A wireframe is a two-dimensional depiction of a website’s interface to help visualize and brainstorm formatting and customization options before development. Wireframes take the stress out of website-building by acting as a rough draft of what you hope your WordPress or Scalar site will look like. Without wireframing, a website will often lack complexity because the developer did not take the time to think about formatting and navigational errors that a quick sketch could have fixed. So, to safe yourself time later building out your site, consider brainstorming on paper or digitally your ideas.

How to Start:

Building out your wireframes can seem like a challenge when you don’t know where to start. Here are some facts to remember before starting the brainstorming process.

  • There are two types of wireframes: You have the option to either brainstorm on paper or use digital tools. From sticky notes to Microsoft Word or Powerpoint, wireframes can take on many forms and mainly depend on how you see yourself best brainstorming. Do you enjoy illustrating your ideas on a whiteboard or large piece of paper? How about sketching out you plans using the formatting tools available on your computer?

The following pictures show multiple examples of past wireframes from students and faculty.
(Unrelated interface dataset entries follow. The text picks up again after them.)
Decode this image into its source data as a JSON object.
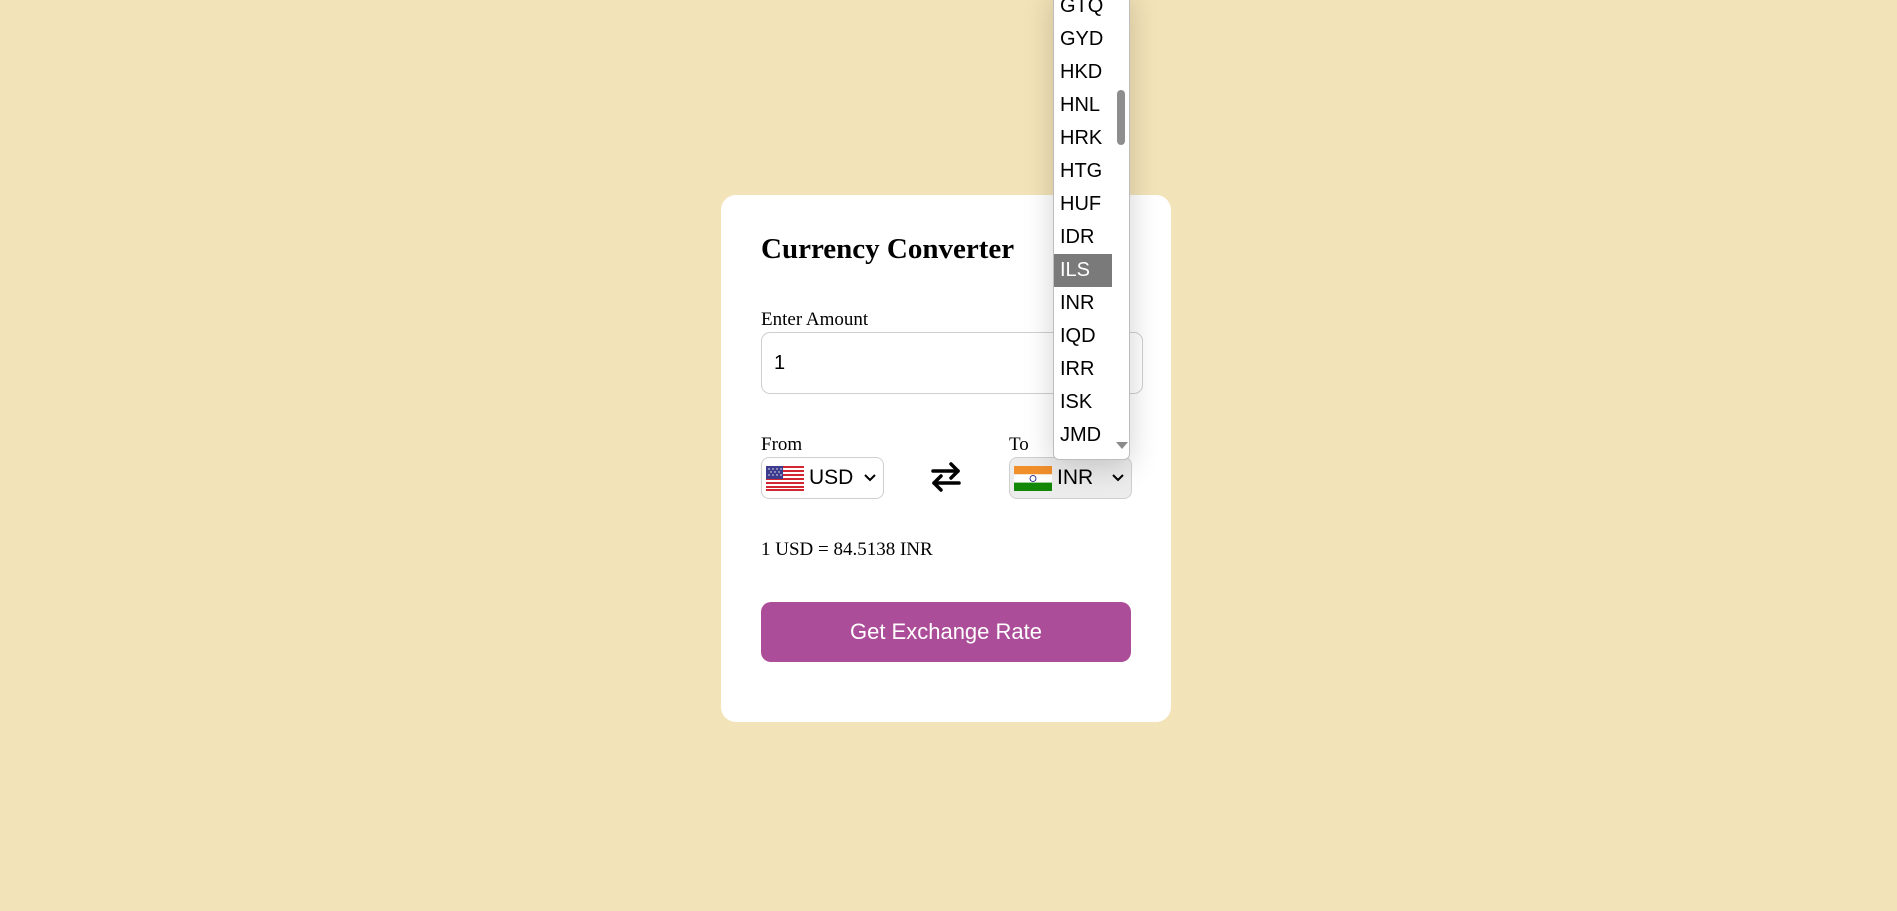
{
  "card": {
    "title": "Currency Converter",
    "amount_label": "Enter Amount",
    "amount_value": "1",
    "from_label": "From",
    "to_label": "To",
    "from_currency": "USD",
    "to_currency": "INR",
    "from_flag_icon": "us-flag-icon",
    "to_flag_icon": "india-flag-icon",
    "swap_icon": "swap-arrows-icon",
    "rate_text": "1 USD = 84.5138 INR",
    "button_label": "Get Exchange Rate"
  },
  "dropdown": {
    "options": [
      "GTQ",
      "GYD",
      "HKD",
      "HNL",
      "HRK",
      "HTG",
      "HUF",
      "IDR",
      "ILS",
      "INR",
      "IQD",
      "IRR",
      "ISK",
      "JMD"
    ],
    "highlighted": "ILS"
  },
  "colors": {
    "background": "#f3e3b8",
    "card": "#ffffff",
    "button": "#ab4d99",
    "highlight": "#7a7a7a"
  }
}
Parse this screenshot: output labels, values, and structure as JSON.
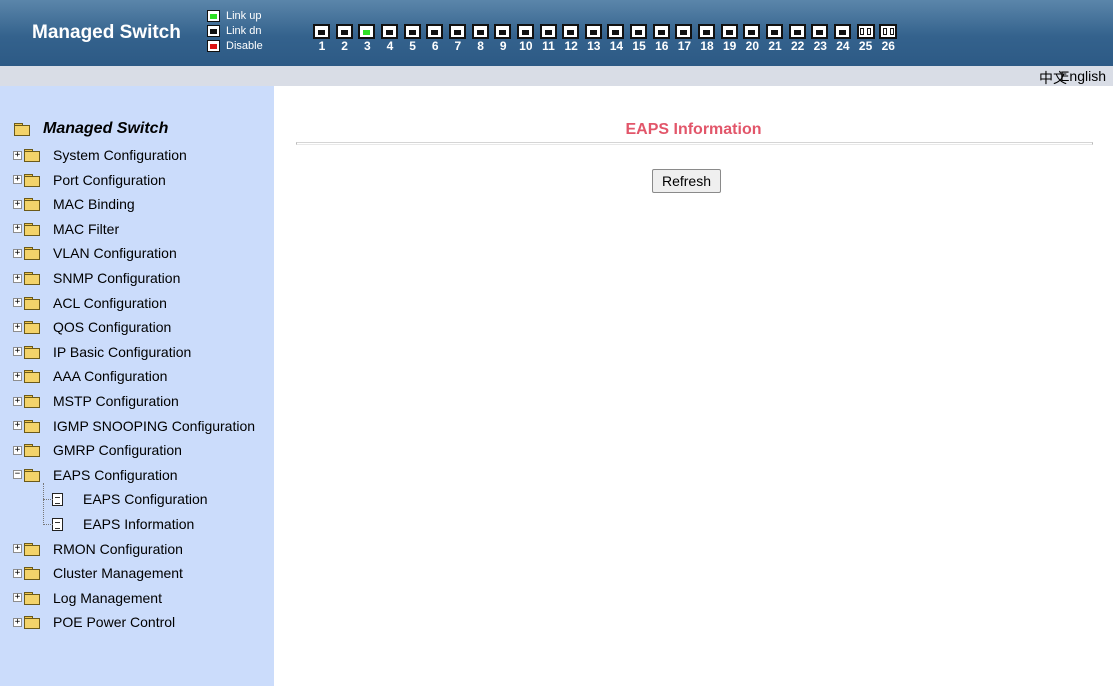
{
  "header": {
    "title": "Managed Switch",
    "legend": {
      "link_up": "Link up",
      "link_dn": "Link dn",
      "disable": "Disable"
    },
    "ports": [
      {
        "num": "1",
        "status": "down"
      },
      {
        "num": "2",
        "status": "down"
      },
      {
        "num": "3",
        "status": "up"
      },
      {
        "num": "4",
        "status": "down"
      },
      {
        "num": "5",
        "status": "down"
      },
      {
        "num": "6",
        "status": "down"
      },
      {
        "num": "7",
        "status": "down"
      },
      {
        "num": "8",
        "status": "down"
      },
      {
        "num": "9",
        "status": "down"
      },
      {
        "num": "10",
        "status": "down"
      },
      {
        "num": "11",
        "status": "down"
      },
      {
        "num": "12",
        "status": "down"
      },
      {
        "num": "13",
        "status": "down"
      },
      {
        "num": "14",
        "status": "down"
      },
      {
        "num": "15",
        "status": "down"
      },
      {
        "num": "16",
        "status": "down"
      },
      {
        "num": "17",
        "status": "down"
      },
      {
        "num": "18",
        "status": "down"
      },
      {
        "num": "19",
        "status": "down"
      },
      {
        "num": "20",
        "status": "down"
      },
      {
        "num": "21",
        "status": "down"
      },
      {
        "num": "22",
        "status": "down"
      },
      {
        "num": "23",
        "status": "down"
      },
      {
        "num": "24",
        "status": "down"
      },
      {
        "num": "25",
        "status": "fiber"
      },
      {
        "num": "26",
        "status": "fiber"
      }
    ]
  },
  "langbar": {
    "chinese": "中文",
    "english": "English"
  },
  "sidebar": {
    "root": "Managed Switch",
    "items": [
      {
        "label": "System Configuration",
        "expanded": false
      },
      {
        "label": "Port Configuration",
        "expanded": false
      },
      {
        "label": "MAC Binding",
        "expanded": false
      },
      {
        "label": "MAC Filter",
        "expanded": false
      },
      {
        "label": "VLAN Configuration",
        "expanded": false
      },
      {
        "label": "SNMP Configuration",
        "expanded": false
      },
      {
        "label": "ACL Configuration",
        "expanded": false
      },
      {
        "label": "QOS Configuration",
        "expanded": false
      },
      {
        "label": "IP Basic Configuration",
        "expanded": false
      },
      {
        "label": "AAA Configuration",
        "expanded": false
      },
      {
        "label": "MSTP Configuration",
        "expanded": false
      },
      {
        "label": "IGMP SNOOPING Configuration",
        "expanded": false
      },
      {
        "label": "GMRP Configuration",
        "expanded": false
      },
      {
        "label": "EAPS Configuration",
        "expanded": true
      },
      {
        "label": "RMON Configuration",
        "expanded": false
      },
      {
        "label": "Cluster Management",
        "expanded": false
      },
      {
        "label": "Log Management",
        "expanded": false
      },
      {
        "label": "POE Power Control",
        "expanded": false
      }
    ],
    "eaps_children": [
      {
        "label": "EAPS Configuration"
      },
      {
        "label": "EAPS Information"
      }
    ]
  },
  "main": {
    "title": "EAPS Information",
    "refresh_label": "Refresh"
  },
  "colors": {
    "header_bg": "#34628d",
    "sidebar_bg": "#cbdcfb",
    "title_color": "#e2566a",
    "link_up": "#2ee024",
    "disable": "#dd1414"
  }
}
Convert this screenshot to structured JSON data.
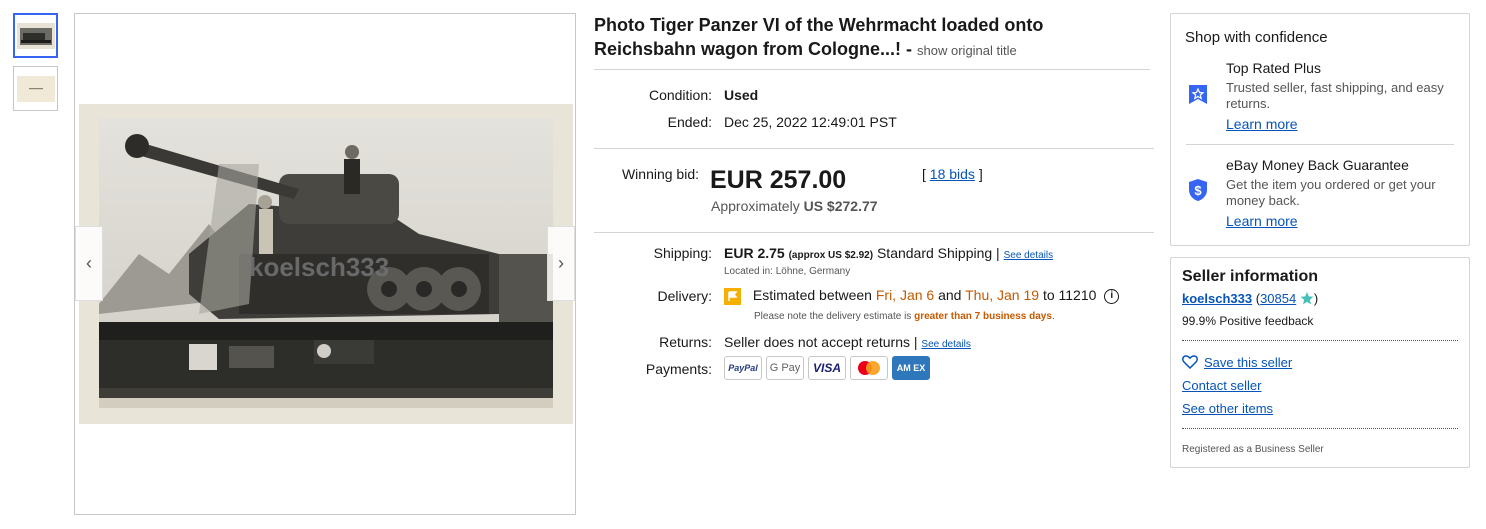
{
  "gallery": {
    "watermark": "koelsch333",
    "prev_arrow": "‹",
    "next_arrow": "›"
  },
  "listing": {
    "title": "Photo Tiger Panzer VI of the Wehrmacht loaded onto Reichsbahn wagon from Cologne...! -",
    "show_original": "show original title",
    "condition_label": "Condition:",
    "condition_value": "Used",
    "ended_label": "Ended:",
    "ended_value": "Dec 25, 2022 12:49:01 PST",
    "winning_bid_label": "Winning bid:",
    "winning_bid_value": "EUR 257.00",
    "approx_prefix": "Approximately",
    "approx_value": "US $272.77",
    "bids_open": "[",
    "bids_link": "18 bids",
    "bids_close": "]",
    "shipping_label": "Shipping:",
    "shipping_price": "EUR 2.75",
    "shipping_approx": "(approx US $2.92)",
    "shipping_method": "Standard Shipping |",
    "see_details": "See details",
    "located_in": "Located in: Löhne, Germany",
    "delivery_label": "Delivery:",
    "delivery_prefix": "Estimated between",
    "delivery_from": "Fri, Jan 6",
    "delivery_and": "and",
    "delivery_to": "Thu, Jan 19",
    "delivery_zip": "to 11210",
    "delivery_note_prefix": "Please note the delivery estimate is",
    "delivery_note_highlight": "greater than 7 business days",
    "delivery_note_suffix": ".",
    "returns_label": "Returns:",
    "returns_value": "Seller does not accept returns |",
    "returns_see_details": "See details",
    "payments_label": "Payments:",
    "payment_methods": [
      "PayPal",
      "G Pay",
      "VISA",
      "",
      "AM EX"
    ]
  },
  "confidence": {
    "title": "Shop with confidence",
    "top_rated_head": "Top Rated Plus",
    "top_rated_desc": "Trusted seller, fast shipping, and easy returns.",
    "top_rated_link": "Learn more",
    "mbg_head": "eBay Money Back Guarantee",
    "mbg_desc": "Get the item you ordered or get your money back.",
    "mbg_link": "Learn more"
  },
  "seller": {
    "title": "Seller information",
    "name": "koelsch333",
    "feedback_open": "(",
    "feedback_score": "30854",
    "feedback_close": ")",
    "positive": "99.9% Positive feedback",
    "save": "Save this seller",
    "contact": "Contact seller",
    "other_items": "See other items",
    "registered": "Registered as a Business Seller"
  },
  "colors": {
    "link": "#0654ba",
    "accent_blue": "#3665f3",
    "orange": "#c55a00",
    "flag": "#f5af02"
  }
}
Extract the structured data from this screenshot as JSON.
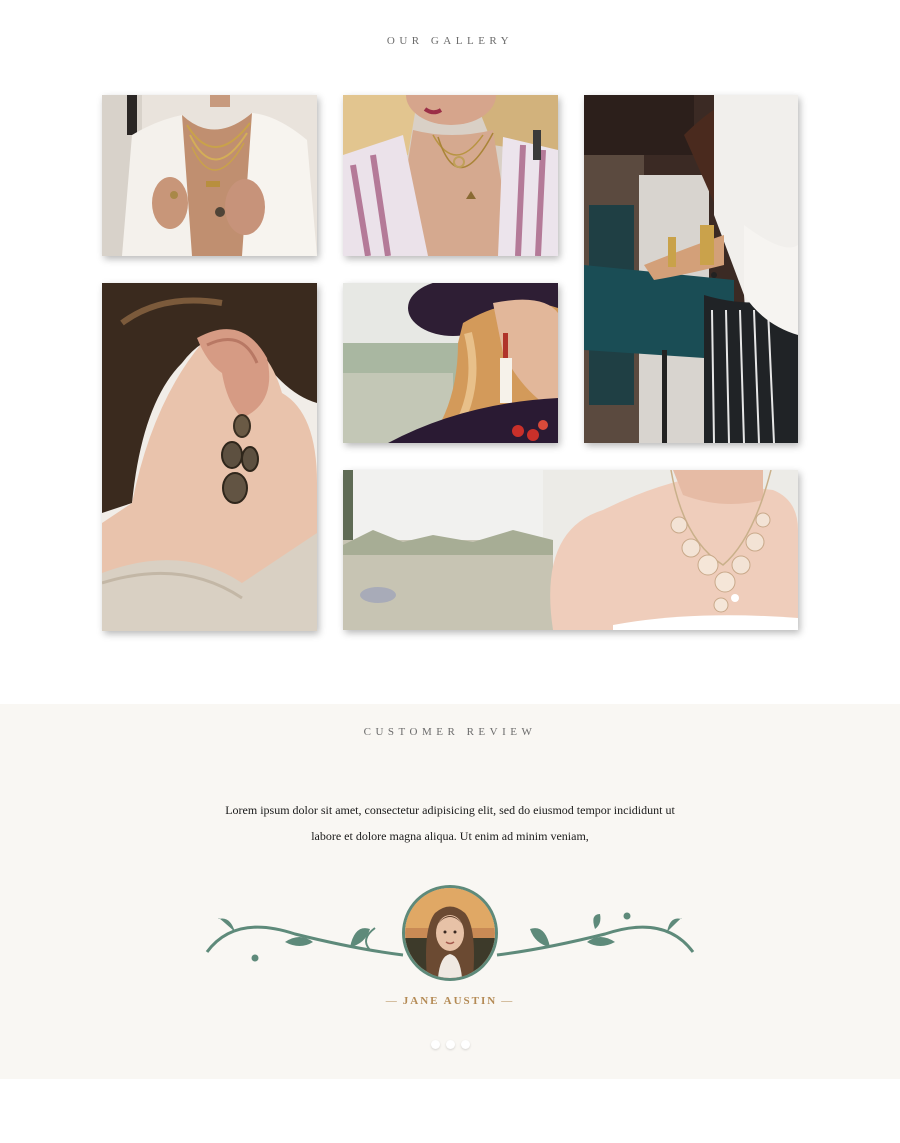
{
  "gallery": {
    "title": "OUR GALLERY",
    "photos": [
      {
        "name": "gold-chain-necklaces-white-blazer"
      },
      {
        "name": "layered-pendant-necklaces-striped-top"
      },
      {
        "name": "gold-bracelets-white-blouse"
      },
      {
        "name": "drop-earring-closeup"
      },
      {
        "name": "tassel-earring-black-hat"
      },
      {
        "name": "floral-crystal-bridal-necklace"
      }
    ]
  },
  "review": {
    "title": "CUSTOMER REVIEW",
    "line1": "Lorem ipsum dolor sit amet, consectetur adipisicing elit, sed do eiusmod tempor incididunt ut",
    "line2": "labore et dolore magna aliqua. Ut enim ad minim veniam,",
    "reviewer_name": "JANE AUSTIN",
    "dash": "—",
    "active_slide": 1,
    "slide_count": 3
  },
  "colors": {
    "accent_green": "#5e8a7a",
    "accent_gold": "#b48a54",
    "review_bg": "#f9f7f3"
  }
}
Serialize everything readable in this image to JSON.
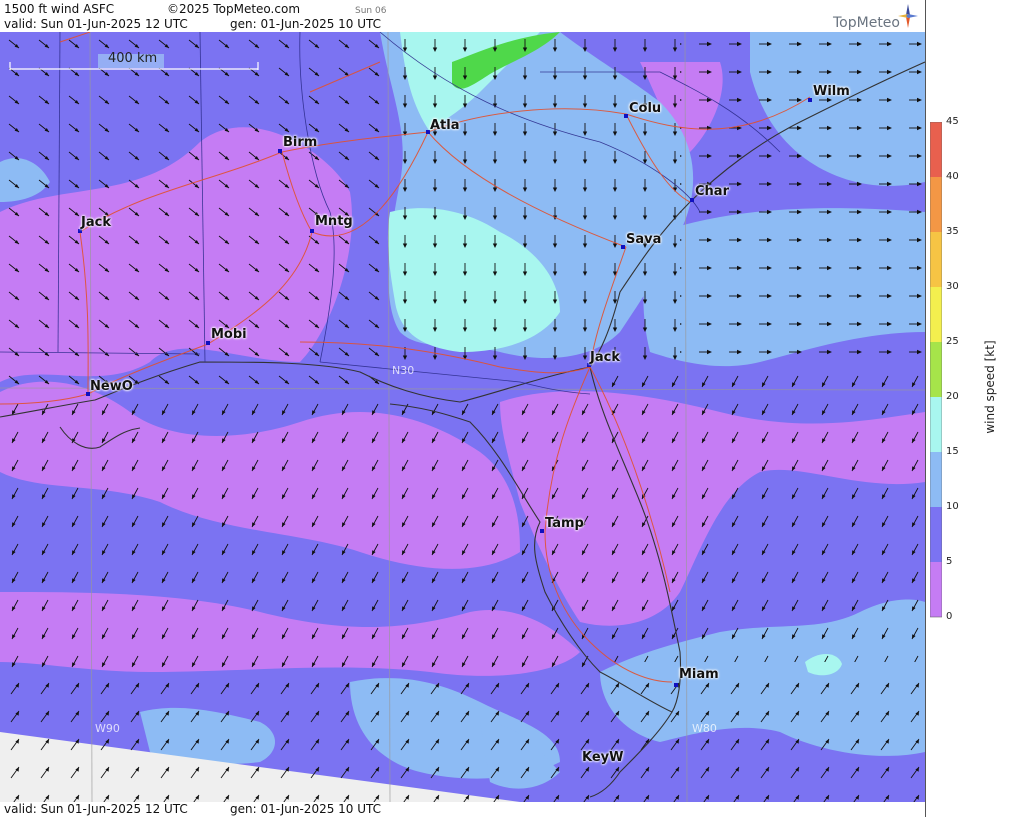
{
  "header": {
    "product": "1500 ft wind ASFC",
    "copyright": "©2025 TopMeteo.com",
    "day_tab": "Sun 06",
    "valid": "valid:  Sun  01-Jun-2025  12 UTC",
    "gen": "gen: 01-Jun-2025 10 UTC",
    "logo_text": "TopMeteo"
  },
  "footer": {
    "valid": "valid:  Sun  01-Jun-2025  12 UTC",
    "gen": "gen: 01-Jun-2025 10 UTC"
  },
  "map": {
    "scale_label": "400 km",
    "grid_labels": {
      "n30": "N30",
      "w90": "W90",
      "w80": "W80"
    },
    "cities": [
      {
        "label": "Birm"
      },
      {
        "label": "Atla"
      },
      {
        "label": "Colu"
      },
      {
        "label": "Wilm"
      },
      {
        "label": "Char"
      },
      {
        "label": "Sava"
      },
      {
        "label": "Jack"
      },
      {
        "label": "Mntg"
      },
      {
        "label": "Mobi"
      },
      {
        "label": "NewO"
      },
      {
        "label": "Jack"
      },
      {
        "label": "Tamp"
      },
      {
        "label": "Miam"
      },
      {
        "label": "KeyW"
      }
    ]
  },
  "legend": {
    "label": "wind speed [kt]",
    "ticks": [
      "45",
      "40",
      "35",
      "30",
      "25",
      "20",
      "15",
      "10",
      "5",
      "0"
    ],
    "colors": [
      "#e8604e",
      "#f39745",
      "#f6c444",
      "#f3ef4e",
      "#a6e44a",
      "#4fd84a",
      "#a8f6ef",
      "#8dbbf4",
      "#7b73f2",
      "#c57cf4"
    ]
  }
}
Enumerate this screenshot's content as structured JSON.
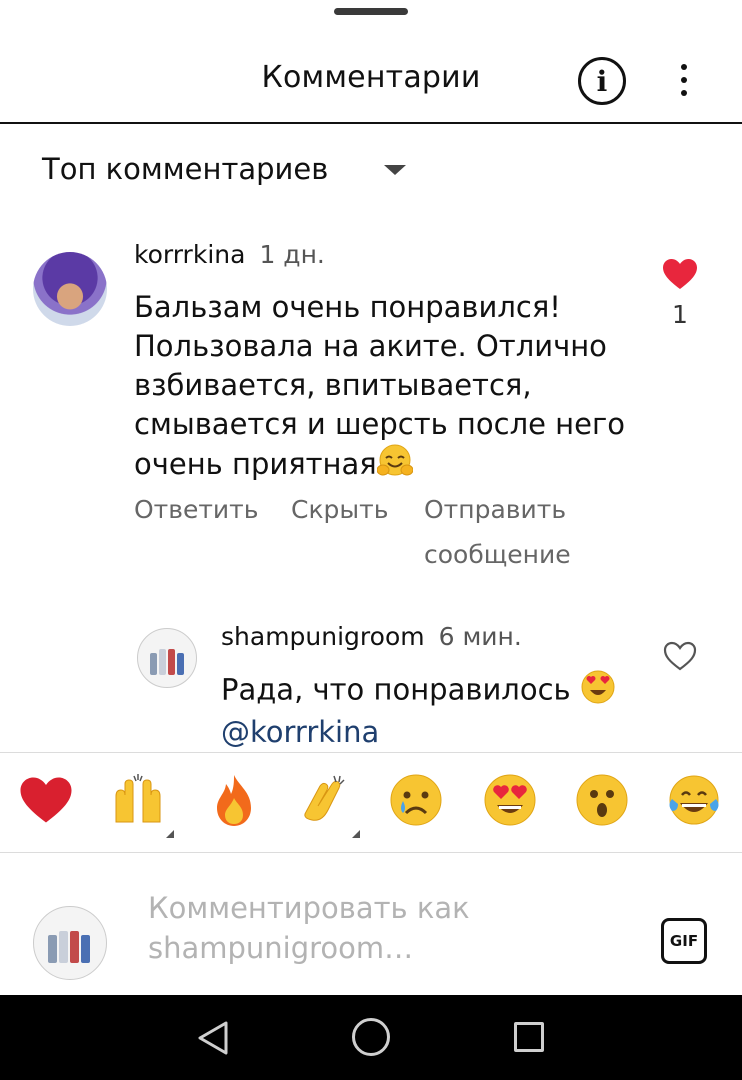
{
  "header": {
    "title": "Комментарии"
  },
  "sort": {
    "label": "Топ комментариев"
  },
  "comment": {
    "username": "korrrkina",
    "time": "1 дн.",
    "text": "Бальзам очень понравился! Пользовала на аките. Отлично взбивается, впитывается, смывается и шерсть после него очень приятная",
    "text_emoji": "hugging-face",
    "likes": "1",
    "actions": {
      "reply": "Ответить",
      "hide": "Скрыть",
      "send_line1": "Отправить",
      "send_line2": "сообщение"
    }
  },
  "reply": {
    "username": "shampunigroom",
    "time": "6 мин.",
    "text": "Рада, что понравилось",
    "text_emoji": "heart-eyes",
    "mention": "@korrrkina"
  },
  "emoji_bar": [
    "red-heart",
    "raised-hands",
    "fire",
    "clapping-hands",
    "crying-face",
    "heart-eyes-face",
    "surprised-face",
    "tears-of-joy-face"
  ],
  "input": {
    "placeholder": "Комментировать как shampunigroom…",
    "gif_label": "GIF"
  },
  "colors": {
    "like_red": "#e8263d",
    "mention_blue": "#1f3f6e",
    "placeholder_gray": "#b3b3b3"
  }
}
  • Paths help to visualize the viewer experience: Oftentimes people can get caught up trying to brainstorm what their main pages will look like, completely forgetting about navigation and how they hope to guide the user through their website. Creating a separate wireframe for pathways is a smart step to take when trying to properly sketch out and visualize the path of “clicks” your audience will be taking to visit different pages on the site. Pathways can remind us in a way of a sports bracket sheet or large family tree when trying to sketch out. Staying organized is a challenge, so remember to give yourself plenty of room.
The diagram is an simple digital wireframe to build out this website’s pathways for navigation

  • Keep in mind aesthetics: Writing for the Web teaches us about how users tend to scan websites instead of reading every line of text. You can make your website more interesting to the viewer by incorporating spaces for possible photos, videos, infographics, and digital tools in your wireframes. These additional sketches will help you as the creator see what parts of your website may appear more boring or easily clicked through by your viewers.

From Wireframing to the Final Product